**Work request**
Across the data below, state how many lines hold "this", and reply with nothing but that number.

**Listed entries**
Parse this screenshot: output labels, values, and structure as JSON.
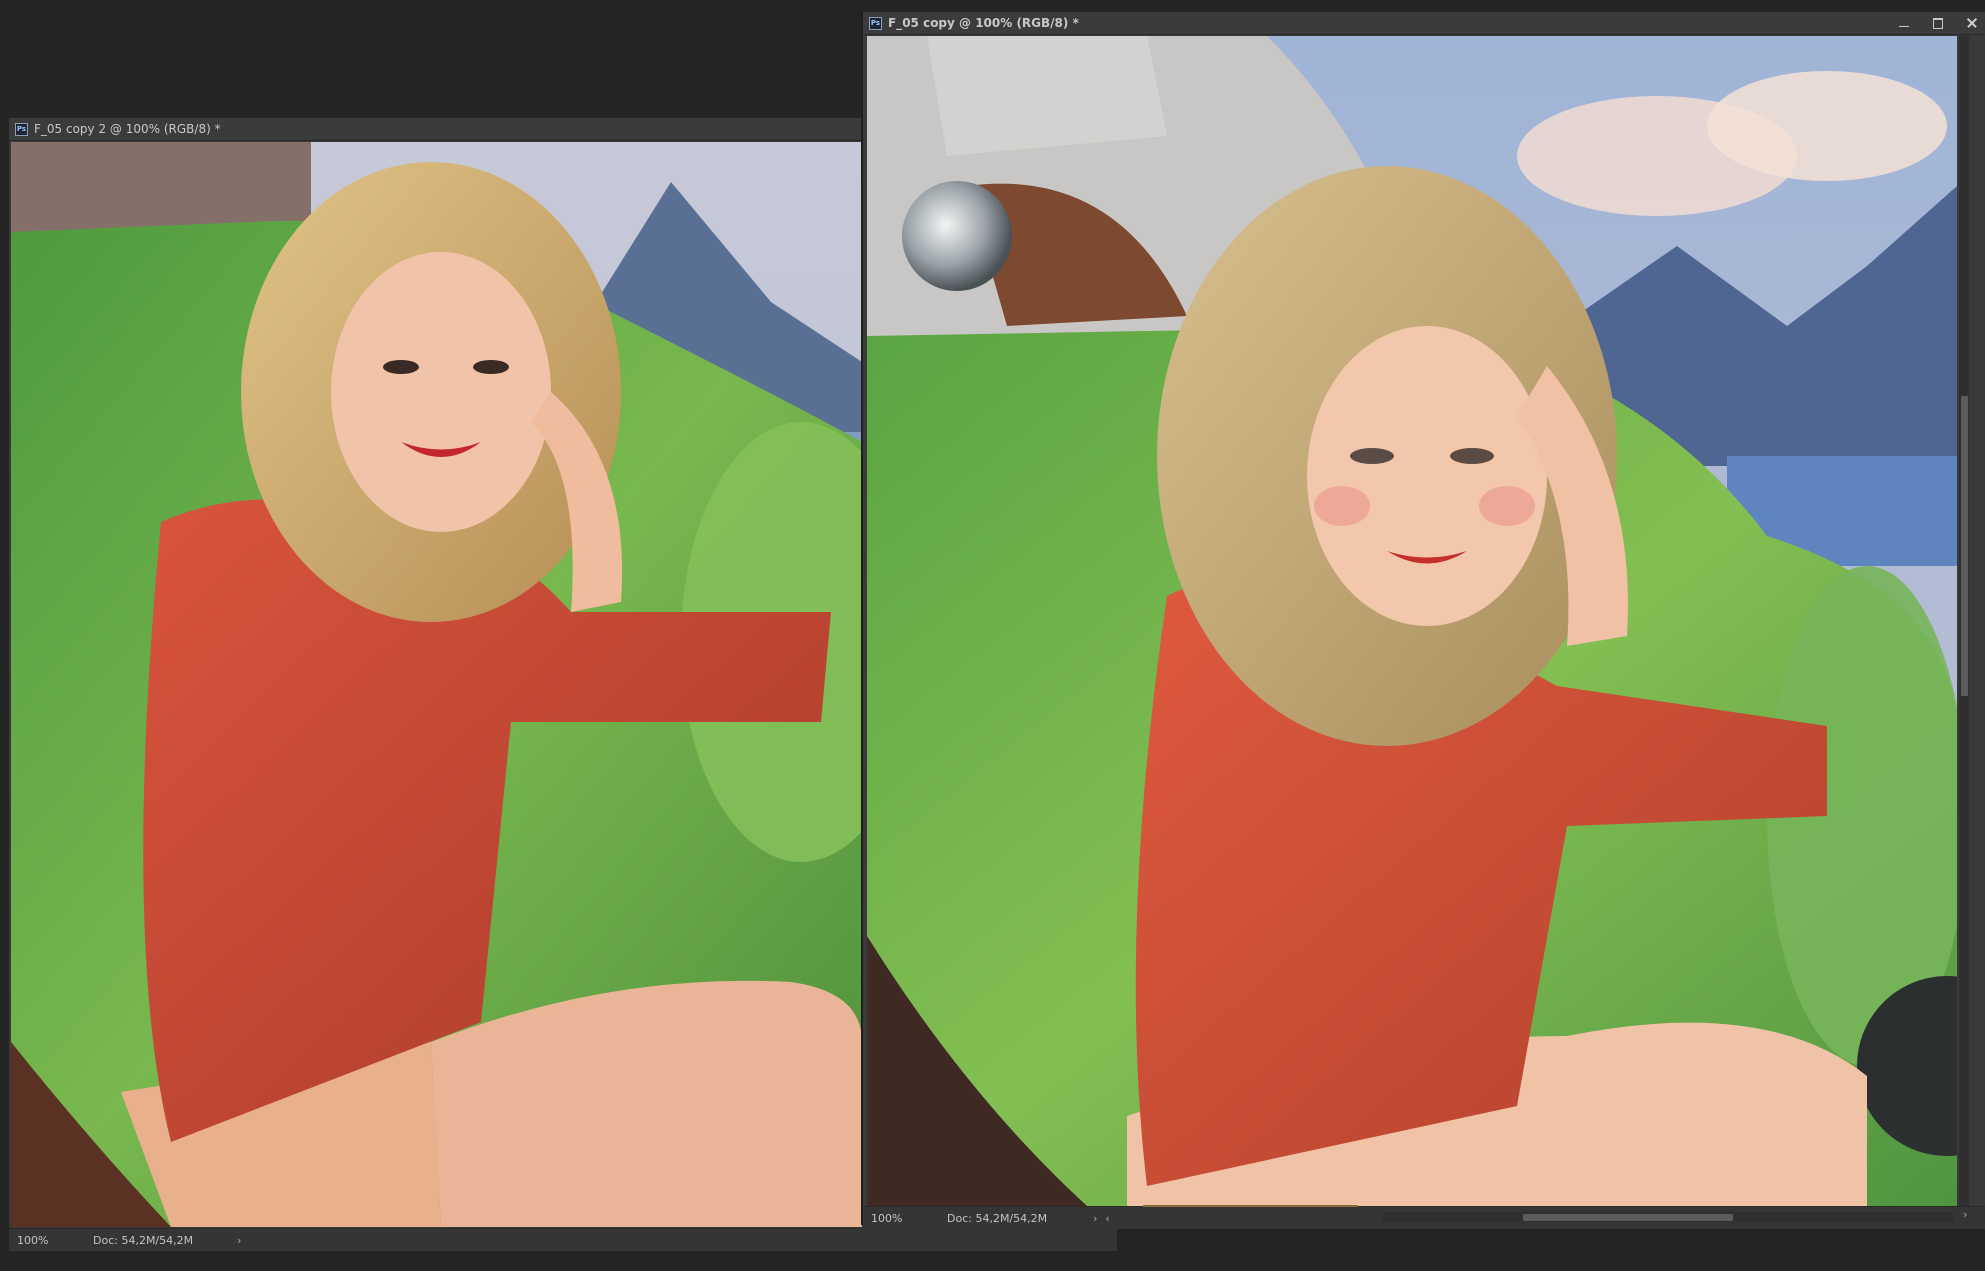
{
  "windows": {
    "left": {
      "title": "F_05 copy 2 @ 100% (RGB/8) *",
      "zoom": "100%",
      "doc_info": "Doc: 54,2M/54,2M",
      "icon": "ps-icon",
      "image_description_label": ""
    },
    "right": {
      "title": "F_05 copy @ 100% (RGB/8) *",
      "zoom": "100%",
      "doc_info": "Doc: 54,2M/54,2M",
      "icon": "ps-icon"
    }
  },
  "colors": {
    "workspace_bg": "#242424",
    "panel": "#3a3a3a",
    "car_green": "#6aa84a",
    "dress_red": "#c94a35",
    "hair_blonde": "#cfae72",
    "sky": "#b9c6d8",
    "mountain": "#566e94"
  }
}
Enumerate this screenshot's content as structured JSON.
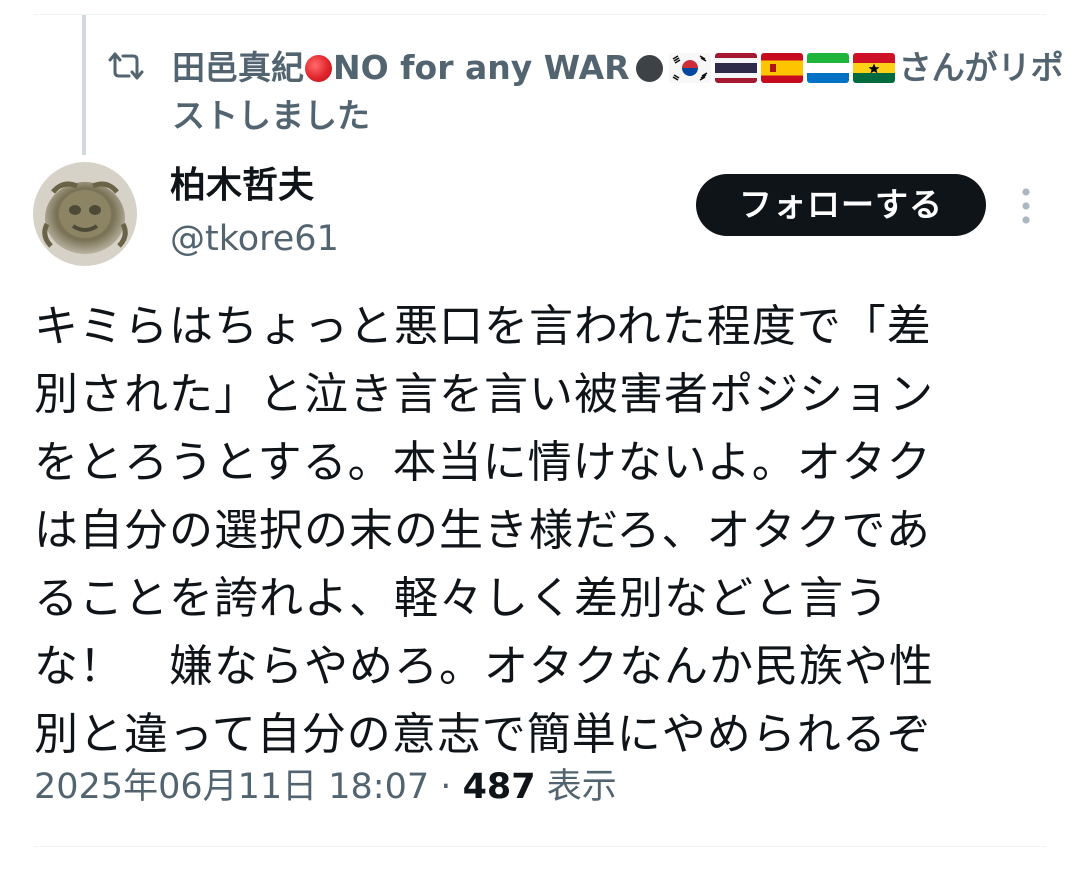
{
  "repost": {
    "reposter_name": "田邑真紀",
    "reposter_suffix": "NO for any WAR",
    "reposted_text": "さんがリポストしました"
  },
  "author": {
    "display_name": "柏木哲夫",
    "handle": "@tkore61"
  },
  "follow_button": {
    "label": "フォローする"
  },
  "tweet": {
    "lines": [
      "キミらはちょっと悪口を言われた程度で「差",
      "別された」と泣き言を言い被害者ポジション",
      "をとろうとする。本当に情けないよ。オタク",
      "は自分の選択の末の生き様だろ、オタクであ",
      "ることを誇れよ、軽々しく差別などと言う",
      "な！　嫌ならやめろ。オタクなんか民族や性",
      "別と違って自分の意志で簡単にやめられるぞ"
    ]
  },
  "meta": {
    "timestamp": "2025年06月11日 18:07",
    "separator": "·",
    "views_count": "487",
    "views_label": "表示"
  },
  "icons": {
    "repost": "repost-icon",
    "more": "more-vertical-icon",
    "flags": [
      "flag-south-korea",
      "flag-thailand",
      "flag-spain",
      "flag-sierra-leone",
      "flag-ghana"
    ]
  },
  "colors": {
    "text_primary": "#0f1419",
    "text_secondary": "#536471",
    "follow_button_bg": "#0f1419",
    "follow_button_text": "#ffffff",
    "thread_line": "#cfd9de",
    "divider": "#eff3f4"
  }
}
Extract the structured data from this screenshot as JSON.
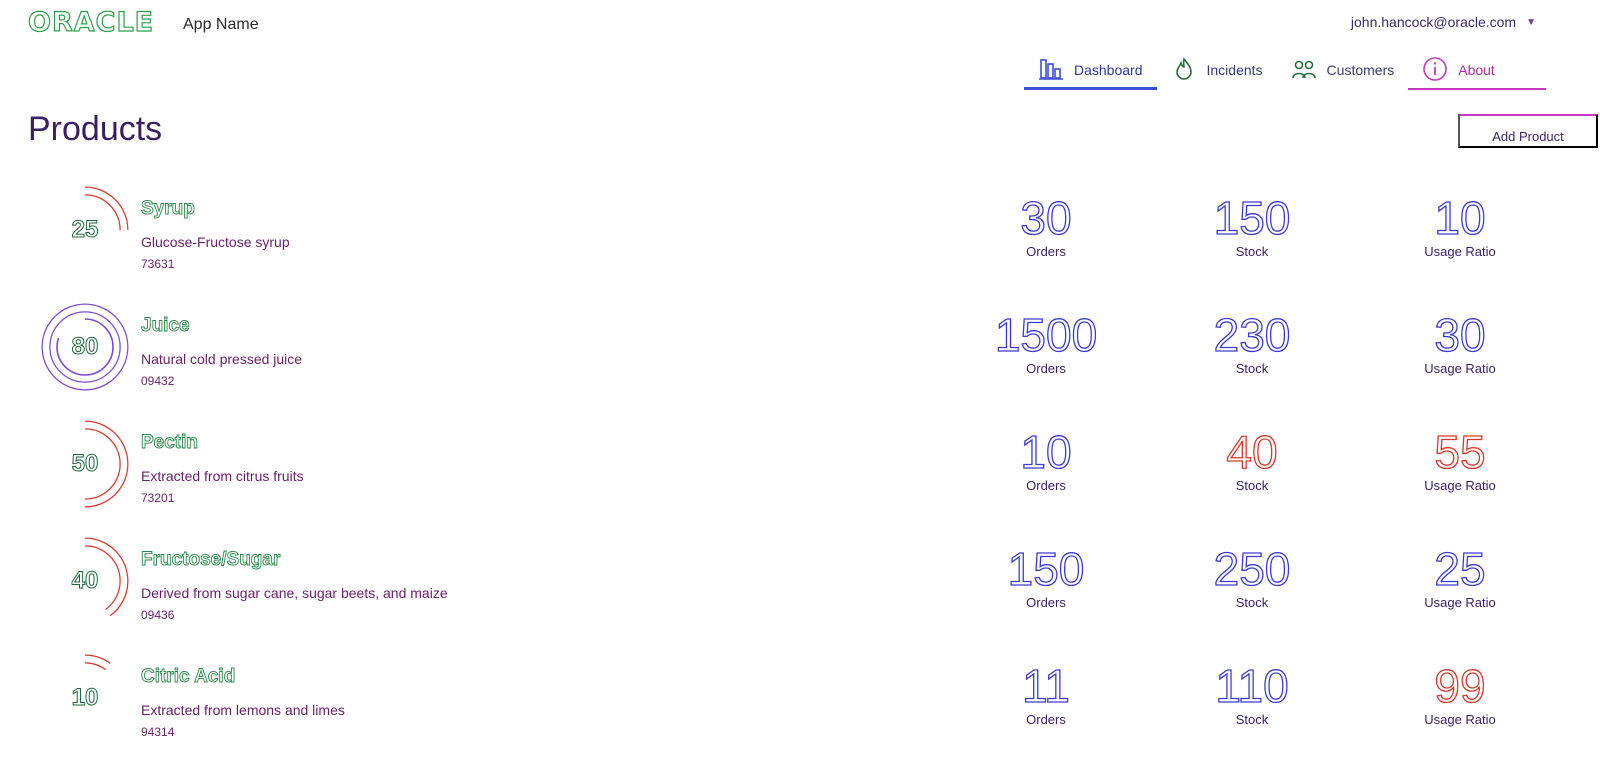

**Exercise response**
3